Starting at the line that contains "Convert this screenshot", quote each line exactly through the last line of the entries, both included.

(EXERCISE DATA)

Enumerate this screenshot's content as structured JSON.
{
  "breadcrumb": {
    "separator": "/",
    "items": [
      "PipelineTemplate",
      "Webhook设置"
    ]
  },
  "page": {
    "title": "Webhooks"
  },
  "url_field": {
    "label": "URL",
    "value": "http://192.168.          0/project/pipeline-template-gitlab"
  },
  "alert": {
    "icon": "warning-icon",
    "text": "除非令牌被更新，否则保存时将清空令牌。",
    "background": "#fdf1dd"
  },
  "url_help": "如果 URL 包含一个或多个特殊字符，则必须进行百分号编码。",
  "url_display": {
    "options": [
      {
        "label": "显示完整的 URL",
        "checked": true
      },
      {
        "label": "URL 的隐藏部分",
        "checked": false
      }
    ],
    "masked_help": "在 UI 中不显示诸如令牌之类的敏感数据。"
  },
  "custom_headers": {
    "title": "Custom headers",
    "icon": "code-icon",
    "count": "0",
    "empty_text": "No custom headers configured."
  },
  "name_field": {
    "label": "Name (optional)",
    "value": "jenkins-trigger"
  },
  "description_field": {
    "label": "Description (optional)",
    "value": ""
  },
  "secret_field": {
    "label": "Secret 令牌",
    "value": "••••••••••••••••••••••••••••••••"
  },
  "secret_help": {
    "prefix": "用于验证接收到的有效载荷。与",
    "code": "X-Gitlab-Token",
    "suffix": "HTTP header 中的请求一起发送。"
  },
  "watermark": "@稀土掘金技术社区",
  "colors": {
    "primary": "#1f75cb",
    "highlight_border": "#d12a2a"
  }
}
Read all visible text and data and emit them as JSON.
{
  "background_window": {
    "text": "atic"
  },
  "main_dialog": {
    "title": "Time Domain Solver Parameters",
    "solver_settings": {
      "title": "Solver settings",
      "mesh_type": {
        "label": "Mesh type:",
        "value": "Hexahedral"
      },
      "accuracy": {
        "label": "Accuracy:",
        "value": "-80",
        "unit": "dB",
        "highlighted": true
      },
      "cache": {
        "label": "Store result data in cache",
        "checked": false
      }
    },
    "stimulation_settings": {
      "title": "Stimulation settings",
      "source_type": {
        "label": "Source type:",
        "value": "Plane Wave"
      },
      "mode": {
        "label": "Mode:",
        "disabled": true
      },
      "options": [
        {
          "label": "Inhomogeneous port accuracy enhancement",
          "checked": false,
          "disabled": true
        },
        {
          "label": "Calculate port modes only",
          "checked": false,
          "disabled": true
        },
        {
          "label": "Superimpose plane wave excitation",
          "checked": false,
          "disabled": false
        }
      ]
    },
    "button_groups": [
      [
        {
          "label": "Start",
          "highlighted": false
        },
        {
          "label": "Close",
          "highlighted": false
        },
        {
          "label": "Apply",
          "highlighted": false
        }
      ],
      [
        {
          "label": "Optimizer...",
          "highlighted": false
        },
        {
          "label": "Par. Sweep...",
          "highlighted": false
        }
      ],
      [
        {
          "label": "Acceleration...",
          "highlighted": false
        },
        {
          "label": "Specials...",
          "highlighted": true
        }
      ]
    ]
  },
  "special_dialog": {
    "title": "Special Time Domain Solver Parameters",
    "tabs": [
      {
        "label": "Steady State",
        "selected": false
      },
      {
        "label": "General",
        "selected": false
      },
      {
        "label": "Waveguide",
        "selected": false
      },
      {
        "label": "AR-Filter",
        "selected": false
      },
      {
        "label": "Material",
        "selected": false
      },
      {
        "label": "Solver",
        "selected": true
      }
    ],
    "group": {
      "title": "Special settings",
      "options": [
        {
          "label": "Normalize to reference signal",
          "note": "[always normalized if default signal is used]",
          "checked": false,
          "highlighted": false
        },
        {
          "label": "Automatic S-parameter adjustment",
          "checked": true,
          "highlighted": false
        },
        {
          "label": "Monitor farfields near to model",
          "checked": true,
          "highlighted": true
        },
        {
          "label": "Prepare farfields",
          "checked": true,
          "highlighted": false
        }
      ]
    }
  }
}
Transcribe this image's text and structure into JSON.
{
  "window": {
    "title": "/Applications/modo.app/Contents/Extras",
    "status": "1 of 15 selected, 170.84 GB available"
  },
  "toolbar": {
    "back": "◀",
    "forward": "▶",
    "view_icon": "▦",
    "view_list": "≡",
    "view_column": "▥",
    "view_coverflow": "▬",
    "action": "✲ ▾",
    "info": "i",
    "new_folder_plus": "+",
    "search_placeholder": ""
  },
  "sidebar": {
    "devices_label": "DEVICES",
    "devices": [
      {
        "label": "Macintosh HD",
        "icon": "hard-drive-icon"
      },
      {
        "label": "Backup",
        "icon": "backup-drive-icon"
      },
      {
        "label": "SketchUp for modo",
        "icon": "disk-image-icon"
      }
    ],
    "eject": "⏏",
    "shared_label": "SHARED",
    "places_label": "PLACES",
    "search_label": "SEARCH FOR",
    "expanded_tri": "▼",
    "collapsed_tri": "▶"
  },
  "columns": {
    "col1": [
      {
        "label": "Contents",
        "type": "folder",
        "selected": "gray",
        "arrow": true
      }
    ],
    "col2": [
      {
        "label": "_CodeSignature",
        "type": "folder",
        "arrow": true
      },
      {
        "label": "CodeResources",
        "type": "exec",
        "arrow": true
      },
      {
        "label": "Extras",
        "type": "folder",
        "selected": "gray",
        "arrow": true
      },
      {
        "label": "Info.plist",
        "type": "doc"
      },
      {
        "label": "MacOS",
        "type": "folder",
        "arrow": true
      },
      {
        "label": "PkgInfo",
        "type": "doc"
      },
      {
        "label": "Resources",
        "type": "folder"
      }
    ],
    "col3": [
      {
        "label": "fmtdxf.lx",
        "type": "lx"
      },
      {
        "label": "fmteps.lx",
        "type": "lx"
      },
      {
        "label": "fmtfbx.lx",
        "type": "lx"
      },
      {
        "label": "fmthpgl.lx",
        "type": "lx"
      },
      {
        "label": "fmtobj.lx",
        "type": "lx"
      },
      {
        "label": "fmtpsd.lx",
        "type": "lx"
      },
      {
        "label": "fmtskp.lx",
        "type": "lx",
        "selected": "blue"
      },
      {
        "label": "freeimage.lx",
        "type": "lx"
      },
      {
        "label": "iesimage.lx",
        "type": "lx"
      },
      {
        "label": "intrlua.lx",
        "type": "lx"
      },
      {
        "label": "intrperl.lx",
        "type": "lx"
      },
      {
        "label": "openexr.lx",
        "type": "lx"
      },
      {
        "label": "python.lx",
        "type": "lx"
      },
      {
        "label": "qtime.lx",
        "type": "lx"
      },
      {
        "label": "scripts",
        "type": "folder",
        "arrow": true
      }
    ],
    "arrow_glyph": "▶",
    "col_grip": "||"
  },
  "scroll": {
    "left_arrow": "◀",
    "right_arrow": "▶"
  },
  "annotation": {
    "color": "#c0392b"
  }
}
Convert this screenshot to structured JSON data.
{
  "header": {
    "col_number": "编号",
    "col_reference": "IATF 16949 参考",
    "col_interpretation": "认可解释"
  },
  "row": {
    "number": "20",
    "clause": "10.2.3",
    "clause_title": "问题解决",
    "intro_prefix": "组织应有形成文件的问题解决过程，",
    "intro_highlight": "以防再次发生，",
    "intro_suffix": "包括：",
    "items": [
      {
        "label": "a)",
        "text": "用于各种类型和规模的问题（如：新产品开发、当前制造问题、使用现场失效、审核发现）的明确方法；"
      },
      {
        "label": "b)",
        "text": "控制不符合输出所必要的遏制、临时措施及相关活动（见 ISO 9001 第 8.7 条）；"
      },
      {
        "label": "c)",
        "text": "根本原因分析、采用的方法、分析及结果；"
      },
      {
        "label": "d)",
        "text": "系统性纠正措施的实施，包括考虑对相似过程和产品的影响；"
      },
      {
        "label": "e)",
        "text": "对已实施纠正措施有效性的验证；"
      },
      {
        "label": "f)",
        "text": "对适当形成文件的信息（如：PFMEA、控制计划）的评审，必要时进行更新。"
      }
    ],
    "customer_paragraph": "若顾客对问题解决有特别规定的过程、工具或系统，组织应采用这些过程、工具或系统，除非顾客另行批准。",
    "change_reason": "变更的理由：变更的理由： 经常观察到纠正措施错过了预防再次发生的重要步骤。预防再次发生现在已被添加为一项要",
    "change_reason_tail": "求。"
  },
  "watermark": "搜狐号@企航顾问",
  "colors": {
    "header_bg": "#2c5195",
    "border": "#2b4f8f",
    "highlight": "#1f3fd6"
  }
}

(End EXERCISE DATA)

> [RESPONSE TO THIS TASK]
Convert this screenshot to structured JSON data.
{
  "header": {
    "col_number": "编号",
    "col_reference": "IATF 16949 参考",
    "col_interpretation": "认可解释"
  },
  "row": {
    "number": "20",
    "clause": "10.2.3",
    "clause_title": "问题解决",
    "intro_prefix": "组织应有形成文件的问题解决过程，",
    "intro_highlight": "以防再次发生，",
    "intro_suffix": "包括：",
    "items": [
      {
        "label": "a)",
        "text": "用于各种类型和规模的问题（如：新产品开发、当前制造问题、使用现场失效、审核发现）的明确方法；"
      },
      {
        "label": "b)",
        "text": "控制不符合输出所必要的遏制、临时措施及相关活动（见 ISO 9001 第 8.7 条）；"
      },
      {
        "label": "c)",
        "text": "根本原因分析、采用的方法、分析及结果；"
      },
      {
        "label": "d)",
        "text": "系统性纠正措施的实施，包括考虑对相似过程和产品的影响；"
      },
      {
        "label": "e)",
        "text": "对已实施纠正措施有效性的验证；"
      },
      {
        "label": "f)",
        "text": "对适当形成文件的信息（如：PFMEA、控制计划）的评审，必要时进行更新。"
      }
    ],
    "customer_paragraph": "若顾客对问题解决有特别规定的过程、工具或系统，组织应采用这些过程、工具或系统，除非顾客另行批准。",
    "change_reason": "变更的理由：变更的理由： 经常观察到纠正措施错过了预防再次发生的重要步骤。预防再次发生现在已被添加为一项要",
    "change_reason_tail": "求。"
  },
  "watermark": "搜狐号@企航顾问",
  "colors": {
    "header_bg": "#2c5195",
    "border": "#2b4f8f",
    "highlight": "#1f3fd6"
  }
}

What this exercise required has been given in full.